**What the exercise asks**
Please restate each entry that follows word for word.

Collected data:
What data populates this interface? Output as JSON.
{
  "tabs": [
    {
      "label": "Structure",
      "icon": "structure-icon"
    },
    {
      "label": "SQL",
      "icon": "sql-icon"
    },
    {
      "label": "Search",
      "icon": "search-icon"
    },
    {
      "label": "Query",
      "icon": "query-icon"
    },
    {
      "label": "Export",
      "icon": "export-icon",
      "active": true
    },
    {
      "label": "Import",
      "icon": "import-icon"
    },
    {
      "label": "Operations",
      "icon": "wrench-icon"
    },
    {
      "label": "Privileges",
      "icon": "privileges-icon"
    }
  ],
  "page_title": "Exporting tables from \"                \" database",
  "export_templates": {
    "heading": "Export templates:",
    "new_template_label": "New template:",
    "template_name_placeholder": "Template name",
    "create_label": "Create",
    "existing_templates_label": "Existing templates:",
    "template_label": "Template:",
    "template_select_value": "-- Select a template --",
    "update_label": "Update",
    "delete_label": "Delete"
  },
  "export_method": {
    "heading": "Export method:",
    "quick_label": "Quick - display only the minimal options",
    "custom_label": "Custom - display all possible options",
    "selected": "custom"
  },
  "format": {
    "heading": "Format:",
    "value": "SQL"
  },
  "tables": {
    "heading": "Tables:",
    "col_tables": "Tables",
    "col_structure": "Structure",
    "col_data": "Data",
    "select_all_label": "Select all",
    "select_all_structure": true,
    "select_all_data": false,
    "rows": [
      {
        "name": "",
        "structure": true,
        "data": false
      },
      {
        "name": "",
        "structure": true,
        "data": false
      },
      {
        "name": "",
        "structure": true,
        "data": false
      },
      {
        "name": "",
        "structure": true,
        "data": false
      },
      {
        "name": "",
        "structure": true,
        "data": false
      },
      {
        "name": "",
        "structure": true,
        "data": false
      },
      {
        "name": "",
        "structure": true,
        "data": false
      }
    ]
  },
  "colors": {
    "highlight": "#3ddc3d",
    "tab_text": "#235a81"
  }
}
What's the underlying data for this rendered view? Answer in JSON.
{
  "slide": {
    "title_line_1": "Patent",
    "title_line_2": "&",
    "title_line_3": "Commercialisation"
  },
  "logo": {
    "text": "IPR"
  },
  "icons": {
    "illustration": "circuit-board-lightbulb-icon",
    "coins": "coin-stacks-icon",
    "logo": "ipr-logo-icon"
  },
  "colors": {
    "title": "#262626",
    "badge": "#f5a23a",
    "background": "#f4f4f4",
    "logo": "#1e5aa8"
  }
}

**Written solution**
What data populates this interface? Output as JSON.
{
  "tabs": [
    {
      "label": "Structure",
      "icon": "structure-icon"
    },
    {
      "label": "SQL",
      "icon": "sql-icon"
    },
    {
      "label": "Search",
      "icon": "search-icon"
    },
    {
      "label": "Query",
      "icon": "query-icon"
    },
    {
      "label": "Export",
      "icon": "export-icon",
      "active": true
    },
    {
      "label": "Import",
      "icon": "import-icon"
    },
    {
      "label": "Operations",
      "icon": "wrench-icon"
    },
    {
      "label": "Privileges",
      "icon": "privileges-icon"
    }
  ],
  "page_title": "Exporting tables from \"                \" database",
  "export_templates": {
    "heading": "Export templates:",
    "new_template_label": "New template:",
    "template_name_placeholder": "Template name",
    "create_label": "Create",
    "existing_templates_label": "Existing templates:",
    "template_label": "Template:",
    "template_select_value": "-- Select a template --",
    "update_label": "Update",
    "delete_label": "Delete"
  },
  "export_method": {
    "heading": "Export method:",
    "quick_label": "Quick - display only the minimal options",
    "custom_label": "Custom - display all possible options",
    "selected": "custom"
  },
  "format": {
    "heading": "Format:",
    "value": "SQL"
  },
  "tables": {
    "heading": "Tables:",
    "col_tables": "Tables",
    "col_structure": "Structure",
    "col_data": "Data",
    "select_all_label": "Select all",
    "select_all_structure": true,
    "select_all_data": false,
    "rows": [
      {
        "name": "",
        "structure": true,
        "data": false
      },
      {
        "name": "",
        "structure": true,
        "data": false
      },
      {
        "name": "",
        "structure": true,
        "data": false
      },
      {
        "name": "",
        "structure": true,
        "data": false
      },
      {
        "name": "",
        "structure": true,
        "data": false
      },
      {
        "name": "",
        "structure": true,
        "data": false
      },
      {
        "name": "",
        "structure": true,
        "data": false
      }
    ]
  },
  "colors": {
    "highlight": "#3ddc3d",
    "tab_text": "#235a81"
  }
}
What's the underlying data for this rendered view? Answer in JSON.
{
  "slide": {
    "title_line_1": "Patent",
    "title_line_2": "&",
    "title_line_3": "Commercialisation"
  },
  "logo": {
    "text": "IPR"
  },
  "icons": {
    "illustration": "circuit-board-lightbulb-icon",
    "coins": "coin-stacks-icon",
    "logo": "ipr-logo-icon"
  },
  "colors": {
    "title": "#262626",
    "badge": "#f5a23a",
    "background": "#f4f4f4",
    "logo": "#1e5aa8"
  }
}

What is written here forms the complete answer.